§ TASK ITEM: Would you repeat all of the records underneath, exactly as written?

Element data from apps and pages
* * *

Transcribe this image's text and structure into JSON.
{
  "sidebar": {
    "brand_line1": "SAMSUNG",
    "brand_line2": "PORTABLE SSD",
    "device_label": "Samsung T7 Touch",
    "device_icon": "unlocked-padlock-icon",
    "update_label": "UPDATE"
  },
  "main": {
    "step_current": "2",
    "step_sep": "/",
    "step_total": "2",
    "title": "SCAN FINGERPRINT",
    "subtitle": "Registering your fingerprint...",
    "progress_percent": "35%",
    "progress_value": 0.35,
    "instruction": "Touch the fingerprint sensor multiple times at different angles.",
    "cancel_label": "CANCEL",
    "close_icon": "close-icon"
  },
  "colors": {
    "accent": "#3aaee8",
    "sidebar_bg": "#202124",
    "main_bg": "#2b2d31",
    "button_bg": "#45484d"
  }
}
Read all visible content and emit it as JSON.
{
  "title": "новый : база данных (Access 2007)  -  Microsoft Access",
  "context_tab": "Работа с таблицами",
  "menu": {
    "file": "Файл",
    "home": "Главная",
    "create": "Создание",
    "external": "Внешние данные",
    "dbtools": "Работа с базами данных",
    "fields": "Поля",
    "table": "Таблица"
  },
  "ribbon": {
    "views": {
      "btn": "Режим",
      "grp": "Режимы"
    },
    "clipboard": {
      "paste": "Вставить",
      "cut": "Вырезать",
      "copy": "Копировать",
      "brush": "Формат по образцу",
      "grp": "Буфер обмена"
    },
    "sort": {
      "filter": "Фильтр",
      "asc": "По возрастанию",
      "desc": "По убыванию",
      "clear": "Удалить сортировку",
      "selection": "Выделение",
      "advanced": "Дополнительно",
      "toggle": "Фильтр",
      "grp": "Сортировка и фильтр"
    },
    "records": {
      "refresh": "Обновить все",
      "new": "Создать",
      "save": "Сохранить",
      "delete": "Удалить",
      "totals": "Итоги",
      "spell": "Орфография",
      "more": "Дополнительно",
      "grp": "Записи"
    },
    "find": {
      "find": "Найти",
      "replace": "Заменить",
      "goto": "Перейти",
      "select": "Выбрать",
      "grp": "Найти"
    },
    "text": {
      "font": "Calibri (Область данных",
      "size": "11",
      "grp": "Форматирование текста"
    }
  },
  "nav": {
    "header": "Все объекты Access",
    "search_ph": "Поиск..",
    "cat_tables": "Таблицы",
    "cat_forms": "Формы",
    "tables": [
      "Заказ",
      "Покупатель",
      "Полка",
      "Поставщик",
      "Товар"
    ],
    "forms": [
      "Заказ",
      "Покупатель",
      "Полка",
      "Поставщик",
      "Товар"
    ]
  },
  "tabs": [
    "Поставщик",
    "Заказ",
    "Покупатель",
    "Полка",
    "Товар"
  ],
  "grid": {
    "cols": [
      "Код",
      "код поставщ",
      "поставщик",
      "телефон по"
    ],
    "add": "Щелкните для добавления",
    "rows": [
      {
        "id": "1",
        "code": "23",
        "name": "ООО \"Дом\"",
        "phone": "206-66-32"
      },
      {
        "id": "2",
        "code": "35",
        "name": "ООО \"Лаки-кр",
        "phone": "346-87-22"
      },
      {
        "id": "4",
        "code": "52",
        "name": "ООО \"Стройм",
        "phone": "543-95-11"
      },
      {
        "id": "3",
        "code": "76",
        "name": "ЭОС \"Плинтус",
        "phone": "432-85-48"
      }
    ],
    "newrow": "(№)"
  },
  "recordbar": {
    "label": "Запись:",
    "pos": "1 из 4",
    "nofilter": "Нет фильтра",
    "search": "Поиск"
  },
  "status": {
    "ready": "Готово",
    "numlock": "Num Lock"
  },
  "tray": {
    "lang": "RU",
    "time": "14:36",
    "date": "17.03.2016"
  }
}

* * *

§ REPLY:
Transcribe this image's text and structure into JSON.
{
  "sidebar": {
    "brand_line1": "SAMSUNG",
    "brand_line2": "PORTABLE SSD",
    "device_label": "Samsung T7 Touch",
    "device_icon": "unlocked-padlock-icon",
    "update_label": "UPDATE"
  },
  "main": {
    "step_current": "2",
    "step_sep": "/",
    "step_total": "2",
    "title": "SCAN FINGERPRINT",
    "subtitle": "Registering your fingerprint...",
    "progress_percent": "35%",
    "progress_value": 0.35,
    "instruction": "Touch the fingerprint sensor multiple times at different angles.",
    "cancel_label": "CANCEL",
    "close_icon": "close-icon"
  },
  "colors": {
    "accent": "#3aaee8",
    "sidebar_bg": "#202124",
    "main_bg": "#2b2d31",
    "button_bg": "#45484d"
  }
}
Read all visible content and emit it as JSON.
{
  "title": "новый : база данных (Access 2007)  -  Microsoft Access",
  "context_tab": "Работа с таблицами",
  "menu": {
    "file": "Файл",
    "home": "Главная",
    "create": "Создание",
    "external": "Внешние данные",
    "dbtools": "Работа с базами данных",
    "fields": "Поля",
    "table": "Таблица"
  },
  "ribbon": {
    "views": {
      "btn": "Режим",
      "grp": "Режимы"
    },
    "clipboard": {
      "paste": "Вставить",
      "cut": "Вырезать",
      "copy": "Копировать",
      "brush": "Формат по образцу",
      "grp": "Буфер обмена"
    },
    "sort": {
      "filter": "Фильтр",
      "asc": "По возрастанию",
      "desc": "По убыванию",
      "clear": "Удалить сортировку",
      "selection": "Выделение",
      "advanced": "Дополнительно",
      "toggle": "Фильтр",
      "grp": "Сортировка и фильтр"
    },
    "records": {
      "refresh": "Обновить все",
      "new": "Создать",
      "save": "Сохранить",
      "delete": "Удалить",
      "totals": "Итоги",
      "spell": "Орфография",
      "more": "Дополнительно",
      "grp": "Записи"
    },
    "find": {
      "find": "Найти",
      "replace": "Заменить",
      "goto": "Перейти",
      "select": "Выбрать",
      "grp": "Найти"
    },
    "text": {
      "font": "Calibri (Область данных",
      "size": "11",
      "grp": "Форматирование текста"
    }
  },
  "nav": {
    "header": "Все объекты Access",
    "search_ph": "Поиск..",
    "cat_tables": "Таблицы",
    "cat_forms": "Формы",
    "tables": [
      "Заказ",
      "Покупатель",
      "Полка",
      "Поставщик",
      "Товар"
    ],
    "forms": [
      "Заказ",
      "Покупатель",
      "Полка",
      "Поставщик",
      "Товар"
    ]
  },
  "tabs": [
    "Поставщик",
    "Заказ",
    "Покупатель",
    "Полка",
    "Товар"
  ],
  "grid": {
    "cols": [
      "Код",
      "код поставщ",
      "поставщик",
      "телефон по"
    ],
    "add": "Щелкните для добавления",
    "rows": [
      {
        "id": "1",
        "code": "23",
        "name": "ООО \"Дом\"",
        "phone": "206-66-32"
      },
      {
        "id": "2",
        "code": "35",
        "name": "ООО \"Лаки-кр",
        "phone": "346-87-22"
      },
      {
        "id": "4",
        "code": "52",
        "name": "ООО \"Стройм",
        "phone": "543-95-11"
      },
      {
        "id": "3",
        "code": "76",
        "name": "ЭОС \"Плинтус",
        "phone": "432-85-48"
      }
    ],
    "newrow": "(№)"
  },
  "recordbar": {
    "label": "Запись:",
    "pos": "1 из 4",
    "nofilter": "Нет фильтра",
    "search": "Поиск"
  },
  "status": {
    "ready": "Готово",
    "numlock": "Num Lock"
  },
  "tray": {
    "lang": "RU",
    "time": "14:36",
    "date": "17.03.2016"
  }
}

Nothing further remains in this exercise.